We saw Dr. Grant, the GI specialist recommended to us from Dr. Metz, yesterday. He was worth the wait. We knew they had moved their schedule around to squeeze us in at the end of the day, so we were prepared to get comfy in our little exam room. He was awesome. Down to earth, frank, and very humble about the trials and tribulations EB parents endure in NICUs. He really got it. He is one of the senior gastrointerologists at CHOC, so he's seen quite a few EB babies in his day, so he was very familiar with everything from the start. It was SO NICE not having to educate him on ANYTHING!
He quelled some of our concerns about esophageal issues, and gave us a 7 step plan for dealing with Bella's reflux and gas issues. Bella is so irritable and crabby, that she is either sleeping or screaming, and that is wearing us out. It also puts her at risk for more blisters, because when she throws a fit, she bangs her hands, face, and legs and gives her self new blisters each day.
The 7 step plan allows us to add/drop out different treatments without having to see him in the office. We can just call in requests, and it will all be in Bella's chart. The guy was like a dream. Most of all, he spent a lot of time with us. We were his last appointment of the day, and he easily could have blown us off, but instead, he got really into her situation, and took his time talking about pros and cons of all different types of treatment options.
We feel a lot more comfortable having Dr. Grant in our treatment team.
Other good news...
Last Tuesday, Bella weighed in at 9 lbs. Yesterday, she weighed in at 9 lbs. 12 oz! She is 70th percentile in weight, which is HUGE, as malnutrition is one of the big three killers of RDEB babies.
Kelly, the home health nurse, called today to see if we needed her to come out and see Bella this week. Ang and I looked at each other and said, "No." Kelly was thrilled to hear that. She could tell that we have come a long way in a short time in terms of caring for Bella on our own.
Next Tuesday, Bella goes in for genetic testing. They will draw her blood (yikes) and then, if need be, they will do testing on Ang and I. We are still in the dark as to whether Bella has the dominant or recessive strain of dystrophic EB. Most likely, it's recessive, but we need to know one way or the other as it informs us as to the possible progression of her condition.

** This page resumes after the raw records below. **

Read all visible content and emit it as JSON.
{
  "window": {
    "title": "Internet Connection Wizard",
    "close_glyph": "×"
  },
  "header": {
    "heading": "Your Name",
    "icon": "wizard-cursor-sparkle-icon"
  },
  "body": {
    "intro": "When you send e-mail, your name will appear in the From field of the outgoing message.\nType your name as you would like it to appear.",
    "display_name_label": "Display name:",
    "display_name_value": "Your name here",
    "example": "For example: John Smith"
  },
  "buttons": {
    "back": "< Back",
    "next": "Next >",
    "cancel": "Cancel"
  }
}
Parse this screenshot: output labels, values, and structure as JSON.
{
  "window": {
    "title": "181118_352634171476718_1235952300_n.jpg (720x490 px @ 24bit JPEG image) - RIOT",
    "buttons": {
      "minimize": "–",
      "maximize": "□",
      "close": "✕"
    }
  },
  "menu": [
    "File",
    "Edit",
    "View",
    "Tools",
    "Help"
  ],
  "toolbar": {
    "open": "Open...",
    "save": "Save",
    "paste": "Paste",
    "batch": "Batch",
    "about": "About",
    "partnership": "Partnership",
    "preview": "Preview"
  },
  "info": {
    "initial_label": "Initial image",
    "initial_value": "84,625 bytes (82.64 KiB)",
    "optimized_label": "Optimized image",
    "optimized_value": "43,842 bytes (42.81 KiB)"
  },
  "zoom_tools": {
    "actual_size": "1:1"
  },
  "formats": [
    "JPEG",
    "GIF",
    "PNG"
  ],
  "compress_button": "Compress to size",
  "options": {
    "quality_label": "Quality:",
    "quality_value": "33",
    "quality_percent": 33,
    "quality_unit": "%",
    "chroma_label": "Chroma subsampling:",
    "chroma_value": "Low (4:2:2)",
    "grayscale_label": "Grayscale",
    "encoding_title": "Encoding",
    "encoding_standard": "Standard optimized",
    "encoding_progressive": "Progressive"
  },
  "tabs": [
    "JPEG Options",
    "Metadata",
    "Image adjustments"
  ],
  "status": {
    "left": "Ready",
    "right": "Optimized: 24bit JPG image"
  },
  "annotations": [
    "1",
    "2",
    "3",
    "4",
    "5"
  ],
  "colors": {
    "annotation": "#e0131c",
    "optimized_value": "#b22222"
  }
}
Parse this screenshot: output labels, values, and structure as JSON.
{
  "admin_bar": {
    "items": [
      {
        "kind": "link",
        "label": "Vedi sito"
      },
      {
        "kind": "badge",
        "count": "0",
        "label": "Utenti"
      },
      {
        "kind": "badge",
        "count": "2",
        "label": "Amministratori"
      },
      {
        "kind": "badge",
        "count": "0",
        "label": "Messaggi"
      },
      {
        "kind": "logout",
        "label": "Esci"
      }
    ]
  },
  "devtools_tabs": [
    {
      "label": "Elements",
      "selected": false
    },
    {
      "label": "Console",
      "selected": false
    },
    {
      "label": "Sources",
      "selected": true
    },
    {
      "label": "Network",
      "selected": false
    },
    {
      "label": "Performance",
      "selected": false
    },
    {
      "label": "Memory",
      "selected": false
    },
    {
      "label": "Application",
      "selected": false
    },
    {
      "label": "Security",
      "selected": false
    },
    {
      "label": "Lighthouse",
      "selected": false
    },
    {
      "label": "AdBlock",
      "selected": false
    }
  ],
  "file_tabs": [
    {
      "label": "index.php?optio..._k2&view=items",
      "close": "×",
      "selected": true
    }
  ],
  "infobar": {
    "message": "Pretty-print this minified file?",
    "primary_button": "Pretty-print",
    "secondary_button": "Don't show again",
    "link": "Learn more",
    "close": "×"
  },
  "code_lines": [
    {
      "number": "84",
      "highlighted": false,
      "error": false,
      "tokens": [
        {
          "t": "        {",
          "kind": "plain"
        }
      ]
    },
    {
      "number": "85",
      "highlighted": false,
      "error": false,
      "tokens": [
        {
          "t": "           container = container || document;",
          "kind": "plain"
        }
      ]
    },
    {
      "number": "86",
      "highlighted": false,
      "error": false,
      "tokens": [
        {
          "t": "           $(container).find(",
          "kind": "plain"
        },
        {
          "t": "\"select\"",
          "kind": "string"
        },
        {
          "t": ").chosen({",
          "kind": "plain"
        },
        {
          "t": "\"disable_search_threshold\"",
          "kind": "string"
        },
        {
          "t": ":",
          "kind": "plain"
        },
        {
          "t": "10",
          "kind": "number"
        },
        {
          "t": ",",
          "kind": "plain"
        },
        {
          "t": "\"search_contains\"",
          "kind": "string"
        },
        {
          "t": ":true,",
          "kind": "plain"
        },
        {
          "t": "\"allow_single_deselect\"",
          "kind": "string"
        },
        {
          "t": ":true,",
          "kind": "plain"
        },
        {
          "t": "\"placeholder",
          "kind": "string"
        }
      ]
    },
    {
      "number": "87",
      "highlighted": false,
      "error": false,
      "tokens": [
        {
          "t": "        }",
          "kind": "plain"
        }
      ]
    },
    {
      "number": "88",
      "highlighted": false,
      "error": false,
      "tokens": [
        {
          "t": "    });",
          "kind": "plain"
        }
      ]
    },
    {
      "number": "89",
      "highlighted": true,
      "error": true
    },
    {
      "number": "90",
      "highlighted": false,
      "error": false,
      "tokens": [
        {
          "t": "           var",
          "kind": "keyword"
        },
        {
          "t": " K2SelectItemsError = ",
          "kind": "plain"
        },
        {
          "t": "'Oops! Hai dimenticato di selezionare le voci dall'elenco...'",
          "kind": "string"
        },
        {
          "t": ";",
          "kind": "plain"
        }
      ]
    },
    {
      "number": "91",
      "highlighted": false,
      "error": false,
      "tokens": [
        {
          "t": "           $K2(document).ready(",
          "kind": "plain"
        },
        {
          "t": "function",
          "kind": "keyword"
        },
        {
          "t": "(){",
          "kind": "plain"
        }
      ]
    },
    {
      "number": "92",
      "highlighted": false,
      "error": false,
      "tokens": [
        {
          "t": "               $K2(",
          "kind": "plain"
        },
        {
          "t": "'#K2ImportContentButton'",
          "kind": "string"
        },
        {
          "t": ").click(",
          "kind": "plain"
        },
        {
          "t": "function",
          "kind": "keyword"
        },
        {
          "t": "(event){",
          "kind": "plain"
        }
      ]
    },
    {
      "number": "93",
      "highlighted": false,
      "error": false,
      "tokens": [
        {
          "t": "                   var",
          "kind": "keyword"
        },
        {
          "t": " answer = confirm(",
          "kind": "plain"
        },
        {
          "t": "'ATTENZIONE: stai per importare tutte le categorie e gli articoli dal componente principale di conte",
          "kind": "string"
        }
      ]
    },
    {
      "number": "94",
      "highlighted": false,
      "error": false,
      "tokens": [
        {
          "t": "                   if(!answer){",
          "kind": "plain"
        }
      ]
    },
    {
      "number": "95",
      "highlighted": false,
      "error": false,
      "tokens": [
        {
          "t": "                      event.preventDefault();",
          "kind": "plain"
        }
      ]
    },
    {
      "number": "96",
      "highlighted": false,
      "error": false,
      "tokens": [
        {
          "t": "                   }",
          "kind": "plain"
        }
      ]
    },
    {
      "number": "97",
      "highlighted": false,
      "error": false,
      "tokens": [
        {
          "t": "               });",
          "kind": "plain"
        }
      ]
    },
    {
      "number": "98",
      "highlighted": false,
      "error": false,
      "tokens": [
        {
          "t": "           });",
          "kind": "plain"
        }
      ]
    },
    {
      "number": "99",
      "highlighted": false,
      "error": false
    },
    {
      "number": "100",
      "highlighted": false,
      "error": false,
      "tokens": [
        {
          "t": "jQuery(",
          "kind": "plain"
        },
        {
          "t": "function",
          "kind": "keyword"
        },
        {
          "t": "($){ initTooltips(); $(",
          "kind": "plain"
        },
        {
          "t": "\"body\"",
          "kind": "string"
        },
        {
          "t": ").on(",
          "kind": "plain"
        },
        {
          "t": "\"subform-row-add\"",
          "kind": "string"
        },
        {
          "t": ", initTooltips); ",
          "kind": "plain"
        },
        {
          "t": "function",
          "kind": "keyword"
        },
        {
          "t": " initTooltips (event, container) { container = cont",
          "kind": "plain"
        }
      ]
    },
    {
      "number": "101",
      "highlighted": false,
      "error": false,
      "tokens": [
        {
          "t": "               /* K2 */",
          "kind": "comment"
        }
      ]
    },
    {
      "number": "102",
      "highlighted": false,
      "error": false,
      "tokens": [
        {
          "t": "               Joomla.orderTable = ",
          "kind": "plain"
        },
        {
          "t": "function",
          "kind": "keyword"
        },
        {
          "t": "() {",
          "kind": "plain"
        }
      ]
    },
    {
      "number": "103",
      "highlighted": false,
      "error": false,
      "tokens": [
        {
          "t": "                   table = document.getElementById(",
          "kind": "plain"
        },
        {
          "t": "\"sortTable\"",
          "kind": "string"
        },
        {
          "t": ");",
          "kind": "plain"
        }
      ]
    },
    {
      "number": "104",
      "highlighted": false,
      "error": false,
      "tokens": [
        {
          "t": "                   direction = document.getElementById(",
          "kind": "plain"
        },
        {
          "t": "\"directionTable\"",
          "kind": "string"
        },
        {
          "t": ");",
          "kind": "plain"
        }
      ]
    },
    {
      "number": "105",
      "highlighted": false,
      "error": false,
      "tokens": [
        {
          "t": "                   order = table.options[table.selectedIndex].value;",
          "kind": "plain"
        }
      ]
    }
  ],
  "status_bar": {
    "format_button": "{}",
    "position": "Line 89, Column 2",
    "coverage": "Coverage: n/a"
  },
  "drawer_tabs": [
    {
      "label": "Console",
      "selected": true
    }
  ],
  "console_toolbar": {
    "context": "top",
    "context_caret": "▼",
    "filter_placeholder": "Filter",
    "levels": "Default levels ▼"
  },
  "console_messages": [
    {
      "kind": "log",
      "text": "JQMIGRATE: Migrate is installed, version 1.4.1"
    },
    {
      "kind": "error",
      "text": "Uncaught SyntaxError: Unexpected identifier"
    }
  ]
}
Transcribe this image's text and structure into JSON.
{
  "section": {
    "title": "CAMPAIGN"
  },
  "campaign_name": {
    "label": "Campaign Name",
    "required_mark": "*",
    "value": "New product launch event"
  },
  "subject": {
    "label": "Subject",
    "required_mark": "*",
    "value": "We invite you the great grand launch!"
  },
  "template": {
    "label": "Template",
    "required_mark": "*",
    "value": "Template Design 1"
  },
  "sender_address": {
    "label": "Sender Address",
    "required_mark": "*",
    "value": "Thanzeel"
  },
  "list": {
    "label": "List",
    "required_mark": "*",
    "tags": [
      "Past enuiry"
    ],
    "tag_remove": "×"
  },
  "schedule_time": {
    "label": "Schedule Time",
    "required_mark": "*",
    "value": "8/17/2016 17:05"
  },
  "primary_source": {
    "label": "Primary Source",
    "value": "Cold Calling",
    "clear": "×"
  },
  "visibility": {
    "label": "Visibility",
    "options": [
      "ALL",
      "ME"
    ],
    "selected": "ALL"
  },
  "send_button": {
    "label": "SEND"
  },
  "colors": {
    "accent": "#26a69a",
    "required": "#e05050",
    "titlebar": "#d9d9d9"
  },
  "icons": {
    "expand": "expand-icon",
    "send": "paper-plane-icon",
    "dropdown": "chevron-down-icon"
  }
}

Meanwhile, our church continues to feed us, sending food every couple of days. We are so lucky to be surrounded by such abundance of love and support. I told my minister that I felt a little guilty receiving so much...we're used to being on the giving side, not the receiving side. Part of me feels like we should be able to feed ourselves...we're grown adults...but Dennis put me at ease real quick. He said, "That might be true, except that you deserve it." Then he just smiled at me, and that smile told me everything was okay.
We have been making dietary changes bit by bit, buying all kinds of mysterious things that we have never eaten/used before. Most of it has been strikingly good. There are a couple things that were misses, but for the most part, the transition is going slow and steady, and Ang has really charged ahead trying to cook and eat with new items every day. Today was my last day of 100% caffeine coffee. Tomorrow, I begin weening myself off by drinking half regular half decaf for about two weeks, then....oh man...decaf for two weeks, then....[shudder] off the coffee for good.
Thanks for all your encouragement/feedback/support as we rethink our lives to make the best environment possible for Bella. We know these changes will enhance all our lives ultimately, even if they seem a bit weird at first! We love you all and thank you again from the bottom of our hearts for sticking with us through this journey. Your love passes through us into Bella, and let me tell you, at 4:40 this morning as Bella was yelling at me while I did lap after lap with her in my arms on the stairs to try to calm her down...I needed every ounce of that love! :)